Based on conversations with the corporate community he sees that IT must confront shift regarding ownership and access to information. This will lead to a change in the way IT enterprises work. IT was previously the gate keepers of our use of various communication channels was based upon their permission. To emphasize this point Prentice said, Google docs does not make sense to IT people.
To highlight his view, Prentice said, new generation does not see computers as technology any more.
Present Benefits & Past Mistakes
1. Current VW Benefits
Saw benefit of VWs as communities allowing us to break free of geography.
Prentice determined that developers should consider what can be transferred from the real to the virtual world as related to what we buy: there is social validation in the way we shop.
2. Recent History’s Mistakes – Where did we go wrong?
Prentice said that early VW entrants didn’t understand demographics and didn’t try to understand the community. Posed question: was it success based on objectives even though metrics were not in place?
Success: Where Current VWs Are Working
In education VWs provide a setting for learning, particularly training which takes advantage of what VW offer: the ability to simulate non-deterministic outcomes.
High costs simulations re emergency situations present attractive situations for VWs. Presently 70% of corps now use interactive software and half use role playing. But, Prentice insisted, corps must still control deployment in order to limit the cost.
2. Broadcast Media
Prentice sees VWs as an adjunct to traditional media channels. Cited example: CSI and Second Life which provide an opportunity to engage with an audience and engage in a way TV cannot. Prentice saw the possibility that TV may end up being the conduit to VW.
3. VWs for Tweens & Teens are now and will continue to be successful.

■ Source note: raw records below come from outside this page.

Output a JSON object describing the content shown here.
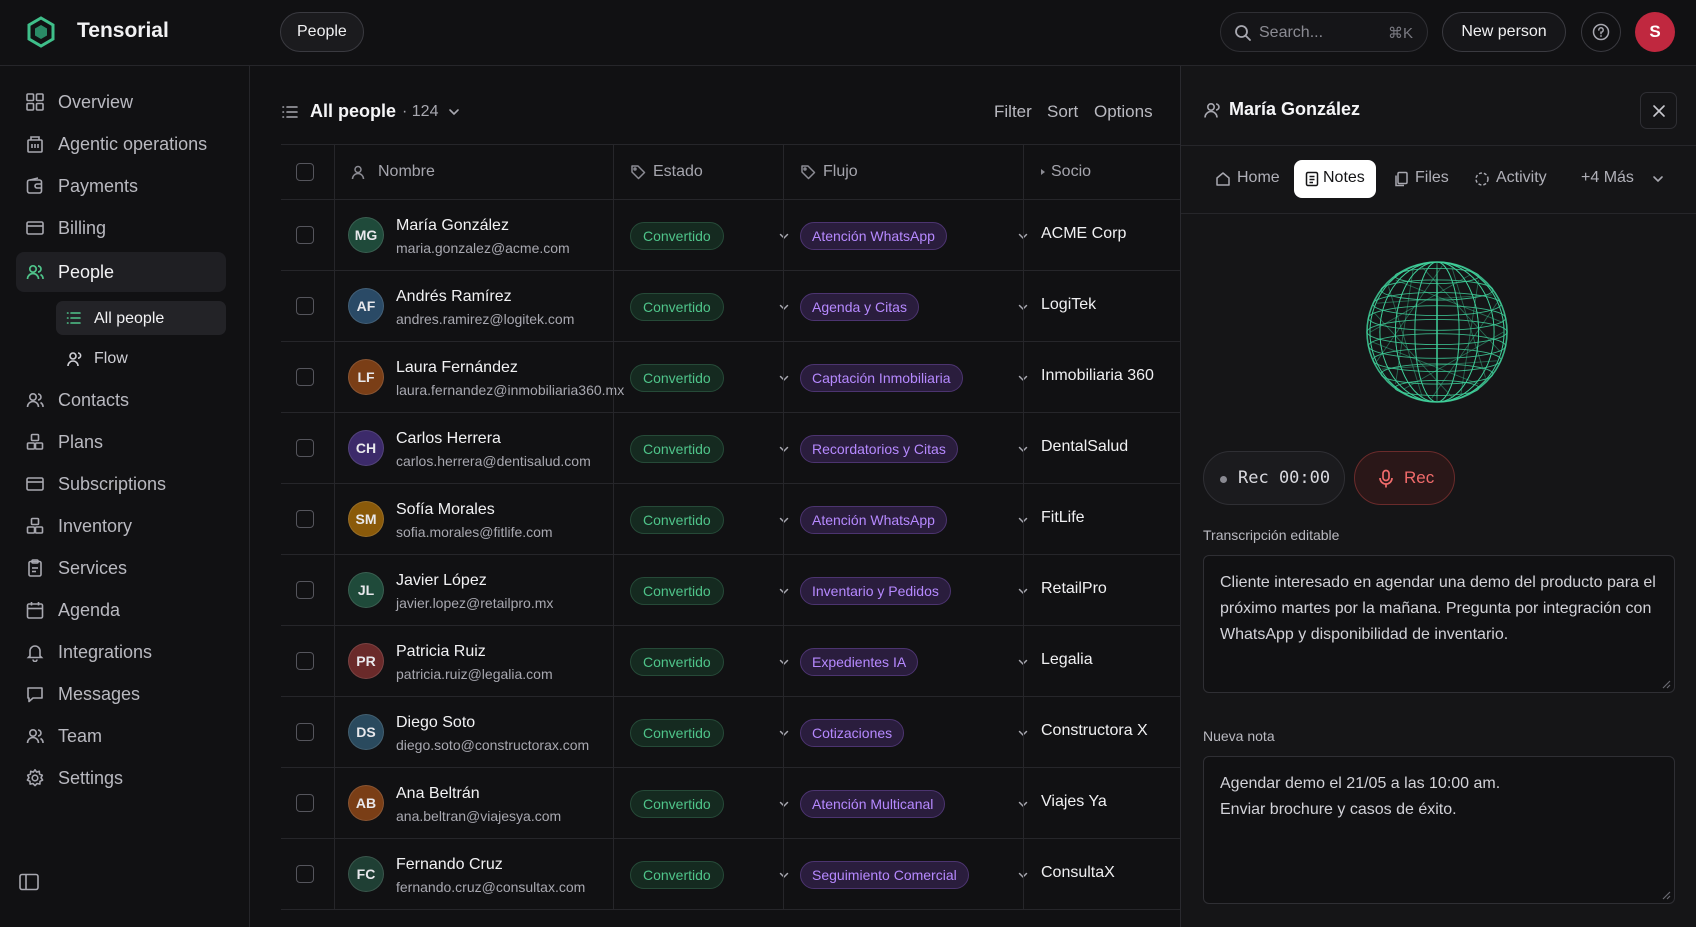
{
  "app": {
    "name": "Tensorial",
    "accent": "#4fc48a",
    "danger": "#c0283f"
  },
  "topbar": {
    "breadcrumb": "People",
    "search_placeholder": "Search...",
    "search_shortcut": "⌘K",
    "new_button": "New person",
    "avatar_initial": "S"
  },
  "sidebar": {
    "items": [
      {
        "label": "Overview",
        "icon": "grid-icon"
      },
      {
        "label": "Agentic operations",
        "icon": "building-icon"
      },
      {
        "label": "Payments",
        "icon": "wallet-icon"
      },
      {
        "label": "Billing",
        "icon": "credit-card-icon"
      },
      {
        "label": "People",
        "icon": "users-icon",
        "active": true
      },
      {
        "label": "Contacts",
        "icon": "contacts-icon"
      },
      {
        "label": "Plans",
        "icon": "layers-icon"
      },
      {
        "label": "Subscriptions",
        "icon": "card-icon"
      },
      {
        "label": "Inventory",
        "icon": "boxes-icon"
      },
      {
        "label": "Services",
        "icon": "clipboard-icon"
      },
      {
        "label": "Agenda",
        "icon": "calendar-icon"
      },
      {
        "label": "Integrations",
        "icon": "bell-icon"
      },
      {
        "label": "Messages",
        "icon": "message-icon"
      },
      {
        "label": "Team",
        "icon": "team-icon"
      },
      {
        "label": "Settings",
        "icon": "gear-icon"
      }
    ],
    "subitems": [
      {
        "label": "All people",
        "active": true
      },
      {
        "label": "Flow"
      }
    ]
  },
  "list": {
    "title": "All people",
    "count": "· 124",
    "actions": [
      "Filter",
      "Sort",
      "Options"
    ],
    "columns": {
      "nombre": "Nombre",
      "estado": "Estado",
      "flujo": "Flujo",
      "socio": "Socio"
    },
    "rows": [
      {
        "initials": "MG",
        "name": "María González",
        "email": "maria.gonzalez@acme.com",
        "estado": "Convertido",
        "flujo": "Atención WhatsApp",
        "socio": "ACME Corp",
        "color": "#1f4a3a"
      },
      {
        "initials": "AF",
        "name": "Andrés Ramírez",
        "email": "andres.ramirez@logitek.com",
        "estado": "Convertido",
        "flujo": "Agenda y Citas",
        "socio": "LogiTek",
        "color": "#2a4a66"
      },
      {
        "initials": "LF",
        "name": "Laura Fernández",
        "email": "laura.fernandez@inmobiliaria360.mx",
        "estado": "Convertido",
        "flujo": "Captación Inmobiliaria",
        "socio": "Inmobiliaria 360",
        "color": "#7a3e16"
      },
      {
        "initials": "CH",
        "name": "Carlos Herrera",
        "email": "carlos.herrera@dentisalud.com",
        "estado": "Convertido",
        "flujo": "Recordatorios y Citas",
        "socio": "DentalSalud",
        "color": "#3c2a6a"
      },
      {
        "initials": "SM",
        "name": "Sofía Morales",
        "email": "sofia.morales@fitlife.com",
        "estado": "Convertido",
        "flujo": "Atención WhatsApp",
        "socio": "FitLife",
        "color": "#8a5a0a"
      },
      {
        "initials": "JL",
        "name": "Javier López",
        "email": "javier.lopez@retailpro.mx",
        "estado": "Convertido",
        "flujo": "Inventario y Pedidos",
        "socio": "RetailPro",
        "color": "#1f4a3a"
      },
      {
        "initials": "PR",
        "name": "Patricia Ruiz",
        "email": "patricia.ruiz@legalia.com",
        "estado": "Convertido",
        "flujo": "Expedientes IA",
        "socio": "Legalia",
        "color": "#6a2a2a"
      },
      {
        "initials": "DS",
        "name": "Diego Soto",
        "email": "diego.soto@constructorax.com",
        "estado": "Convertido",
        "flujo": "Cotizaciones",
        "socio": "Constructora X",
        "color": "#2a4a5e"
      },
      {
        "initials": "AB",
        "name": "Ana Beltrán",
        "email": "ana.beltran@viajesya.com",
        "estado": "Convertido",
        "flujo": "Atención Multicanal",
        "socio": "Viajes Ya",
        "color": "#7a3e16"
      },
      {
        "initials": "FC",
        "name": "Fernando Cruz",
        "email": "fernando.cruz@consultax.com",
        "estado": "Convertido",
        "flujo": "Seguimiento Comercial",
        "socio": "ConsultaX",
        "color": "#1f3f34"
      }
    ]
  },
  "panel": {
    "title": "María González",
    "tabs": [
      {
        "label": "Home",
        "icon": "home-icon"
      },
      {
        "label": "Notes",
        "icon": "note-icon",
        "active": true
      },
      {
        "label": "Files",
        "icon": "files-icon"
      },
      {
        "label": "Activity",
        "icon": "activity-icon"
      },
      {
        "label": "+4 Más",
        "icon": ""
      }
    ],
    "rec_time": "Rec 00:00",
    "rec_button": "Rec",
    "transcript_label": "Transcripción editable",
    "transcript": "Cliente interesado en agendar una demo del producto para el próximo martes por la mañana. Pregunta por integración con WhatsApp y disponibilidad de inventario.",
    "note_label": "Nueva nota",
    "note_line1": "Agendar demo el 21/05 a las 10:00 am.",
    "note_line2": "Enviar brochure y casos de éxito."
  }
}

4. Gaming Principles now used in online worlds will find their way into corporate training
5. Virtual Meetings will become more of an accepted practice. Here are the details:
Prentice urged the audience to look at the current reality of how work is being conducted today. Using himself as an example he said, I don’t have to go to the office any more.
Prentice pointed out that the bane of life for knowledge worker is meetings. Do we really have to jump on a plane to meet? We can use remote collaboration. Virtual World alternatives provide valuable, economically compelling alternatives, he concluded.
Author Don Schwartz
Technology Moderator Fast Company dot com
Dated: July 31, 2008